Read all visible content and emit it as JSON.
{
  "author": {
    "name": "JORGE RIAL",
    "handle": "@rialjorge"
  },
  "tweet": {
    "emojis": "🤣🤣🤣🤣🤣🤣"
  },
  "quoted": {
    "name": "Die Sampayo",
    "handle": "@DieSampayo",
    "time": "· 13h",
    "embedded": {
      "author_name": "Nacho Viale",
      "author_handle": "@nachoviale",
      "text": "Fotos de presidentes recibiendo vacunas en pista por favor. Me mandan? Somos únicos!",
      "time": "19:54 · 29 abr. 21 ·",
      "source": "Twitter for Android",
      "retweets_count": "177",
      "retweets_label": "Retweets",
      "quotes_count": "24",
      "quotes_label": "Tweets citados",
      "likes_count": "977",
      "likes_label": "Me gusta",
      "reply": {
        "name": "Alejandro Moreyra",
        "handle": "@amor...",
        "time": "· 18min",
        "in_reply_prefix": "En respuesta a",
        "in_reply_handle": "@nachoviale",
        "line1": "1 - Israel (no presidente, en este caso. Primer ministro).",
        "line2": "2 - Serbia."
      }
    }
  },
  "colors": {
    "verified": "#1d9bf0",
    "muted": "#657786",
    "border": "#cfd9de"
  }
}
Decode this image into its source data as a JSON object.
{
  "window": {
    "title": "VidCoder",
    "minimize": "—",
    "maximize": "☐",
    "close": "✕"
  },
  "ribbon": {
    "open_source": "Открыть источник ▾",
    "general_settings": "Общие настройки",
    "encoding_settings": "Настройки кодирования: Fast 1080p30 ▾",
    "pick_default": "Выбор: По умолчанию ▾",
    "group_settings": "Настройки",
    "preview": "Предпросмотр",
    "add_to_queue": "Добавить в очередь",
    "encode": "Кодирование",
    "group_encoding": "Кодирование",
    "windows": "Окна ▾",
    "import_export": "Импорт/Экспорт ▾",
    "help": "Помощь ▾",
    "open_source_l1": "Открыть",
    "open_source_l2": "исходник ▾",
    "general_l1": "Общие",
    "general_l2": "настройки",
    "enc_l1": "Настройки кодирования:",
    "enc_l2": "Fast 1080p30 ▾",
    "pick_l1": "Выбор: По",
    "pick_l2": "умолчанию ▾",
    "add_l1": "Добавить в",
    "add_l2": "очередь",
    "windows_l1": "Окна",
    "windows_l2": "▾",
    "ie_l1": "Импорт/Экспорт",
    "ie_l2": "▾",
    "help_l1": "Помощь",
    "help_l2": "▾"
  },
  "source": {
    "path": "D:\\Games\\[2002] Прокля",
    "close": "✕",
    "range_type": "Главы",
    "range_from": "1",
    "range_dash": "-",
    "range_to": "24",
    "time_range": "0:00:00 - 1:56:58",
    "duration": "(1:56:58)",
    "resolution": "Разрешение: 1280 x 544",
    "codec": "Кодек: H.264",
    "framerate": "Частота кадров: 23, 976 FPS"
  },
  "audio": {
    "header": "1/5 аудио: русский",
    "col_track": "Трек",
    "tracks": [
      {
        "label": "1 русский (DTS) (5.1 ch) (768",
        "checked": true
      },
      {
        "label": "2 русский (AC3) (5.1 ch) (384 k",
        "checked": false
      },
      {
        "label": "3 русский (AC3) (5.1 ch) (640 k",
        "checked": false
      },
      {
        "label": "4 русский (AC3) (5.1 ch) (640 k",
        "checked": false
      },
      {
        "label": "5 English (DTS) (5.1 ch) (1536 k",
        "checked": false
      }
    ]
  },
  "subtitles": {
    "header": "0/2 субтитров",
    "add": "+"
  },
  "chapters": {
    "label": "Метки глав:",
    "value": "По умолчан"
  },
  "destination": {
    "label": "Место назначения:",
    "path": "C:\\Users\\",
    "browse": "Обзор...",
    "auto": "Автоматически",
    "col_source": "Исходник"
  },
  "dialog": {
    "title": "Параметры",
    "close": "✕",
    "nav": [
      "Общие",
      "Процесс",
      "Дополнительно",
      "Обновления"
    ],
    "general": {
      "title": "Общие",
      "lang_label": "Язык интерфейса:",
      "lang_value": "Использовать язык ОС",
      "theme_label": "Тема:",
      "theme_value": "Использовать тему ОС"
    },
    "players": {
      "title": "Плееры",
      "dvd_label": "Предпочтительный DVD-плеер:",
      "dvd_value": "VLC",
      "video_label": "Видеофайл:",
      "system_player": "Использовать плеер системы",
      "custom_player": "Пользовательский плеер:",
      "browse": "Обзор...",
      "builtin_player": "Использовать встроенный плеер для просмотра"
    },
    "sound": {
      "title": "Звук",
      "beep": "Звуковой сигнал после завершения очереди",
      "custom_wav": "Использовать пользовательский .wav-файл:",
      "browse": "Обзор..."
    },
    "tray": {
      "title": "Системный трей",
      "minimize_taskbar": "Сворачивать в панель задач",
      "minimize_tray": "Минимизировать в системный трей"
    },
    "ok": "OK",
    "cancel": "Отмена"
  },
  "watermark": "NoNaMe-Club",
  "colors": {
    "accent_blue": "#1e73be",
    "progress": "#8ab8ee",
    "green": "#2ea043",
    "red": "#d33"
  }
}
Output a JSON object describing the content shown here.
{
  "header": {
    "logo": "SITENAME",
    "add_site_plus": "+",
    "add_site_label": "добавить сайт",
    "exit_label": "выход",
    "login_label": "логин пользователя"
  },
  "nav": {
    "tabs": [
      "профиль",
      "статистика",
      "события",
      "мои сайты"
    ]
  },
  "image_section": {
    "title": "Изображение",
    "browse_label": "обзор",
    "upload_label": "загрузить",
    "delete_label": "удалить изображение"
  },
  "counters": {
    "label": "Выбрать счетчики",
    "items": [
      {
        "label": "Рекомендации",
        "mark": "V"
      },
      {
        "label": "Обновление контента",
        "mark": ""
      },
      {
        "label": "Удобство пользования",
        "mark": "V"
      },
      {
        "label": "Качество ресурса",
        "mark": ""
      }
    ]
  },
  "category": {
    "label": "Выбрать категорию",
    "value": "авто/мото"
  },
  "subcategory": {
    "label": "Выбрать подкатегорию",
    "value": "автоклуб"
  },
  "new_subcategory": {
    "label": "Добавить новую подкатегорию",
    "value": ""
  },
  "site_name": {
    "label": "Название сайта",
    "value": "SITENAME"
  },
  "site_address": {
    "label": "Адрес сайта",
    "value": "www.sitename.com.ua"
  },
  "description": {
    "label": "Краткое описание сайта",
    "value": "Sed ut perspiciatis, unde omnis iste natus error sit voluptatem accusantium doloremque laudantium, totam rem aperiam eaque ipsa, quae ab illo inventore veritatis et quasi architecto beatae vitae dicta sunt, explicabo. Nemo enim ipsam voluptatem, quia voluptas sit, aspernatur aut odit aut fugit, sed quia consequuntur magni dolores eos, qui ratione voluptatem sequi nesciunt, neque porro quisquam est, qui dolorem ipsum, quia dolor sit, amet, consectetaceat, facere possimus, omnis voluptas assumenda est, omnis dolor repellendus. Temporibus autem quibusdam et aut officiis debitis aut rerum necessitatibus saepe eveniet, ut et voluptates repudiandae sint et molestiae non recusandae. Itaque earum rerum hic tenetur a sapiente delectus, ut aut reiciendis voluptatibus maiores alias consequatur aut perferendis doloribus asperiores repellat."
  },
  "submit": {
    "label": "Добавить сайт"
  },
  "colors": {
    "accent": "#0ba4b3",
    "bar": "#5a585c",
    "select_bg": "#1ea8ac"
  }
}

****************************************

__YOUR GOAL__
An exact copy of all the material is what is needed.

__RESPONSE TO THE EXERCISE__
Read all visible content and emit it as JSON.
{
  "author": {
    "name": "JORGE RIAL",
    "handle": "@rialjorge"
  },
  "tweet": {
    "emojis": "🤣🤣🤣🤣🤣🤣"
  },
  "quoted": {
    "name": "Die Sampayo",
    "handle": "@DieSampayo",
    "time": "· 13h",
    "embedded": {
      "author_name": "Nacho Viale",
      "author_handle": "@nachoviale",
      "text": "Fotos de presidentes recibiendo vacunas en pista por favor. Me mandan? Somos únicos!",
      "time": "19:54 · 29 abr. 21 ·",
      "source": "Twitter for Android",
      "retweets_count": "177",
      "retweets_label": "Retweets",
      "quotes_count": "24",
      "quotes_label": "Tweets citados",
      "likes_count": "977",
      "likes_label": "Me gusta",
      "reply": {
        "name": "Alejandro Moreyra",
        "handle": "@amor...",
        "time": "· 18min",
        "in_reply_prefix": "En respuesta a",
        "in_reply_handle": "@nachoviale",
        "line1": "1 - Israel (no presidente, en este caso. Primer ministro).",
        "line2": "2 - Serbia."
      }
    }
  },
  "colors": {
    "verified": "#1d9bf0",
    "muted": "#657786",
    "border": "#cfd9de"
  }
}
Decode this image into its source data as a JSON object.
{
  "window": {
    "title": "VidCoder",
    "minimize": "—",
    "maximize": "☐",
    "close": "✕"
  },
  "ribbon": {
    "open_source": "Открыть источник ▾",
    "general_settings": "Общие настройки",
    "encoding_settings": "Настройки кодирования: Fast 1080p30 ▾",
    "pick_default": "Выбор: По умолчанию ▾",
    "group_settings": "Настройки",
    "preview": "Предпросмотр",
    "add_to_queue": "Добавить в очередь",
    "encode": "Кодирование",
    "group_encoding": "Кодирование",
    "windows": "Окна ▾",
    "import_export": "Импорт/Экспорт ▾",
    "help": "Помощь ▾",
    "open_source_l1": "Открыть",
    "open_source_l2": "исходник ▾",
    "general_l1": "Общие",
    "general_l2": "настройки",
    "enc_l1": "Настройки кодирования:",
    "enc_l2": "Fast 1080p30 ▾",
    "pick_l1": "Выбор: По",
    "pick_l2": "умолчанию ▾",
    "add_l1": "Добавить в",
    "add_l2": "очередь",
    "windows_l1": "Окна",
    "windows_l2": "▾",
    "ie_l1": "Импорт/Экспорт",
    "ie_l2": "▾",
    "help_l1": "Помощь",
    "help_l2": "▾"
  },
  "source": {
    "path": "D:\\Games\\[2002] Прокля",
    "close": "✕",
    "range_type": "Главы",
    "range_from": "1",
    "range_dash": "-",
    "range_to": "24",
    "time_range": "0:00:00 - 1:56:58",
    "duration": "(1:56:58)",
    "resolution": "Разрешение: 1280 x 544",
    "codec": "Кодек: H.264",
    "framerate": "Частота кадров: 23, 976 FPS"
  },
  "audio": {
    "header": "1/5 аудио: русский",
    "col_track": "Трек",
    "tracks": [
      {
        "label": "1 русский (DTS) (5.1 ch) (768",
        "checked": true
      },
      {
        "label": "2 русский (AC3) (5.1 ch) (384 k",
        "checked": false
      },
      {
        "label": "3 русский (AC3) (5.1 ch) (640 k",
        "checked": false
      },
      {
        "label": "4 русский (AC3) (5.1 ch) (640 k",
        "checked": false
      },
      {
        "label": "5 English (DTS) (5.1 ch) (1536 k",
        "checked": false
      }
    ]
  },
  "subtitles": {
    "header": "0/2 субтитров",
    "add": "+"
  },
  "chapters": {
    "label": "Метки глав:",
    "value": "По умолчан"
  },
  "destination": {
    "label": "Место назначения:",
    "path": "C:\\Users\\",
    "browse": "Обзор...",
    "auto": "Автоматически",
    "col_source": "Исходник"
  },
  "dialog": {
    "title": "Параметры",
    "close": "✕",
    "nav": [
      "Общие",
      "Процесс",
      "Дополнительно",
      "Обновления"
    ],
    "general": {
      "title": "Общие",
      "lang_label": "Язык интерфейса:",
      "lang_value": "Использовать язык ОС",
      "theme_label": "Тема:",
      "theme_value": "Использовать тему ОС"
    },
    "players": {
      "title": "Плееры",
      "dvd_label": "Предпочтительный DVD-плеер:",
      "dvd_value": "VLC",
      "video_label": "Видеофайл:",
      "system_player": "Использовать плеер системы",
      "custom_player": "Пользовательский плеер:",
      "browse": "Обзор...",
      "builtin_player": "Использовать встроенный плеер для просмотра"
    },
    "sound": {
      "title": "Звук",
      "beep": "Звуковой сигнал после завершения очереди",
      "custom_wav": "Использовать пользовательский .wav-файл:",
      "browse": "Обзор..."
    },
    "tray": {
      "title": "Системный трей",
      "minimize_taskbar": "Сворачивать в панель задач",
      "minimize_tray": "Минимизировать в системный трей"
    },
    "ok": "OK",
    "cancel": "Отмена"
  },
  "watermark": "NoNaMe-Club",
  "colors": {
    "accent_blue": "#1e73be",
    "progress": "#8ab8ee",
    "green": "#2ea043",
    "red": "#d33"
  }
}
Output a JSON object describing the content shown here.
{
  "header": {
    "logo": "SITENAME",
    "add_site_plus": "+",
    "add_site_label": "добавить сайт",
    "exit_label": "выход",
    "login_label": "логин пользователя"
  },
  "nav": {
    "tabs": [
      "профиль",
      "статистика",
      "события",
      "мои сайты"
    ]
  },
  "image_section": {
    "title": "Изображение",
    "browse_label": "обзор",
    "upload_label": "загрузить",
    "delete_label": "удалить изображение"
  },
  "counters": {
    "label": "Выбрать счетчики",
    "items": [
      {
        "label": "Рекомендации",
        "mark": "V"
      },
      {
        "label": "Обновление контента",
        "mark": ""
      },
      {
        "label": "Удобство пользования",
        "mark": "V"
      },
      {
        "label": "Качество ресурса",
        "mark": ""
      }
    ]
  },
  "category": {
    "label": "Выбрать категорию",
    "value": "авто/мото"
  },
  "subcategory": {
    "label": "Выбрать подкатегорию",
    "value": "автоклуб"
  },
  "new_subcategory": {
    "label": "Добавить новую подкатегорию",
    "value": ""
  },
  "site_name": {
    "label": "Название сайта",
    "value": "SITENAME"
  },
  "site_address": {
    "label": "Адрес сайта",
    "value": "www.sitename.com.ua"
  },
  "description": {
    "label": "Краткое описание сайта",
    "value": "Sed ut perspiciatis, unde omnis iste natus error sit voluptatem accusantium doloremque laudantium, totam rem aperiam eaque ipsa, quae ab illo inventore veritatis et quasi architecto beatae vitae dicta sunt, explicabo. Nemo enim ipsam voluptatem, quia voluptas sit, aspernatur aut odit aut fugit, sed quia consequuntur magni dolores eos, qui ratione voluptatem sequi nesciunt, neque porro quisquam est, qui dolorem ipsum, quia dolor sit, amet, consectetaceat, facere possimus, omnis voluptas assumenda est, omnis dolor repellendus. Temporibus autem quibusdam et aut officiis debitis aut rerum necessitatibus saepe eveniet, ut et voluptates repudiandae sint et molestiae non recusandae. Itaque earum rerum hic tenetur a sapiente delectus, ut aut reiciendis voluptatibus maiores alias consequatur aut perferendis doloribus asperiores repellat."
  },
  "submit": {
    "label": "Добавить сайт"
  },
  "colors": {
    "accent": "#0ba4b3",
    "bar": "#5a585c",
    "select_bg": "#1ea8ac"
  }
}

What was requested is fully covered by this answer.